In just a few days, Saturday, October 2 to be exact, The Archery Antlered and Antlerless Deer Season open statewide. Bowhunters across the state will enter the Pennsylvania woods in search of a whitetail deer that will produce some very tasty meals for family and friends. From the time we head out for a day of hunting until when we begin the preparation of a venison dinner, there are things we can do to improve our chances of providing great tasting meals from the deer that we bring home.
It all starts with shot placement, and that begins with a trip to the range.
Sighting in your bow or crossbow to verify that it is still on from its use last season is necessary to ensure a clean and ethical shot on any animal. Certainly, by now, you have already been seriously practicing shots on paper targets and 3D silhouettes, but spend more time on the range to make sure you are completely comfortable with your equipment.
Once you are heading to the woods, there are a couple of things to keep in mind.
Make sure you know your effective range for shooting – that distance where you are entirely confident in your ability to make an accurate shot placement. Either use a rangefinder or mark off the distances ahead of time that keeps you within the bounds of that distance. Be patient. Wait for a standing broadside shot to ensure making a shot that hits the vital areas of the deer that will provide a quick and clean kill. If a deer is not killed quickly, adrenalin begins to stream through its veins to aid the animal in its escape. Too much adrenalin can actually impart an undesirable taste in the meat.
The next critical step to ensure good quality meat is to field dress the animal as quickly as possible. Opening the body cavity and removing the entrails will allow the carcass to begin cooling as quickly as possible. However, if you now need to transport the deer to another location for butchering, you run the risk of getting dirt and debris on some of the meat. Thus, if you can, it might be best to move the entire animal to the butchering location and then remove the entrails to begin the butchering process.
Process the deer yourself or have a local butcher do the work in such a way as to maximize the quality of the meat that is yielded from the numerous cuts that can be made. As with most animals, the tenderest meat is that in the backstrap or the inner tenderloins.
The tenderloins are small, but the backstraps are large enough to cut into two or three parts for slow cooking over a wood fire, or cut into 1 – 1 ¼ inch filets and pan-fried in good quality butter.
Hindquarters yield either steaks or roasts, and the neck can be slow-cooked as a very tender roast. Shoulder meat is often best used as burger, along with any other trimmings that you have.
The final step in assuring tender and tasty table fare is the proper cooking of the meat.

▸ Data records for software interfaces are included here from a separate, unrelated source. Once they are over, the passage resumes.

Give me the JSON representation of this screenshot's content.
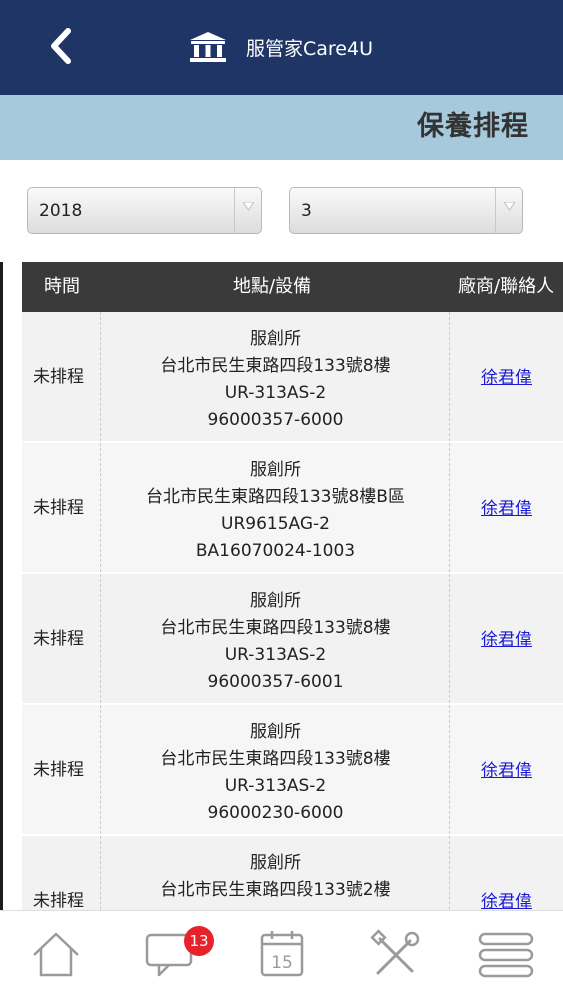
{
  "header": {
    "app_title": "服管家Care4U"
  },
  "page": {
    "title": "保養排程"
  },
  "filters": {
    "year": "2018",
    "month": "3"
  },
  "table": {
    "headers": {
      "time": "時間",
      "location": "地點/設備",
      "vendor": "廠商/聯絡人"
    },
    "rows": [
      {
        "time": "未排程",
        "place": "服創所",
        "address": "台北市民生東路四段133號8樓",
        "model": "UR-313AS-2",
        "serial": "96000357-6000",
        "contact": "徐君偉"
      },
      {
        "time": "未排程",
        "place": "服創所",
        "address": "台北市民生東路四段133號8樓B區",
        "model": "UR9615AG-2",
        "serial": "BA16070024-1003",
        "contact": "徐君偉"
      },
      {
        "time": "未排程",
        "place": "服創所",
        "address": "台北市民生東路四段133號8樓",
        "model": "UR-313AS-2",
        "serial": "96000357-6001",
        "contact": "徐君偉"
      },
      {
        "time": "未排程",
        "place": "服創所",
        "address": "台北市民生東路四段133號8樓",
        "model": "UR-313AS-2",
        "serial": "96000230-6000",
        "contact": "徐君偉"
      },
      {
        "time": "未排程",
        "place": "服創所",
        "address": "台北市民生東路四段133號2樓",
        "model": "",
        "serial": "",
        "contact": "徐君偉"
      }
    ]
  },
  "tabbar": {
    "messages_badge": "13",
    "calendar_day": "15",
    "icons": [
      "home-icon",
      "chat-icon",
      "calendar-icon",
      "tools-icon",
      "menu-icon"
    ]
  },
  "colors": {
    "header_bg": "#1f3566",
    "title_band": "#a6c9dc",
    "badge": "#e8222a",
    "link": "#1a1ad6"
  }
}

So often, people who are not used to consuming venison are turned off to it because it is overcooked. A good quality steak should be cooked to medium-rare and allowed to “rest” after cooking before being placed on the plate. Cooking a steak or a large piece of the backstrap over a wood fire will yield an excellent flavor, and the meat will be very tender, needing only a bit of salt and pepper during the cooking for seasoning. Roasts turn out best when slow-cooked in a crockpot with root vegetables, allowing the flavors to blend during the several hours of cooking.

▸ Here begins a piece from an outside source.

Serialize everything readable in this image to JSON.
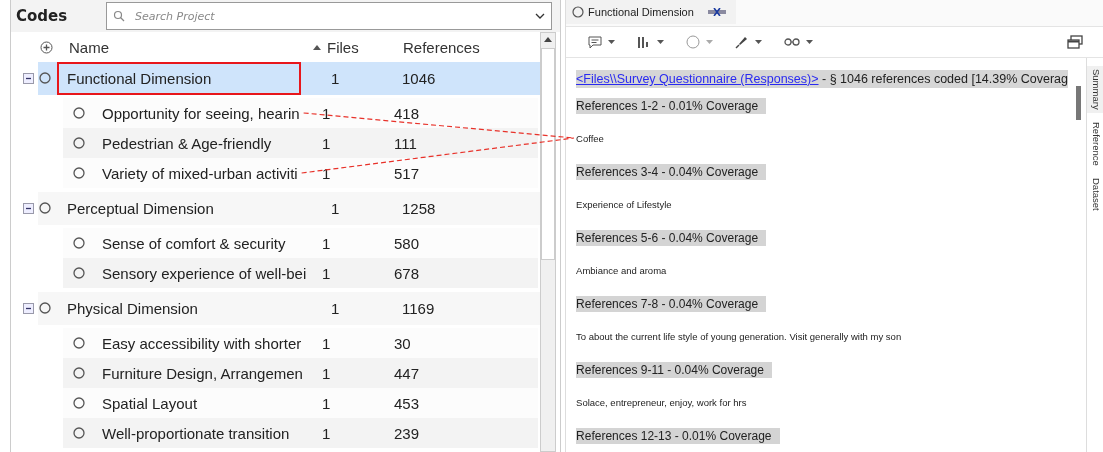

Venison burger can be used in many ways, not just the typical burger in a bun. Try adding venison burger in place of the usual hamburger, and you will be pleasantly surprised. Finally, if you cube the venison into 1” pieces and can it through a water bath process or by using a pressure cooker, the meat is extremely tender and can be used in soups, stews, or as venison stroganoff.
Each of these steps is critical, and if followed, will assure a delicious and healthy (free-range, organic, non-GMO) meal for family and friends to enjoy!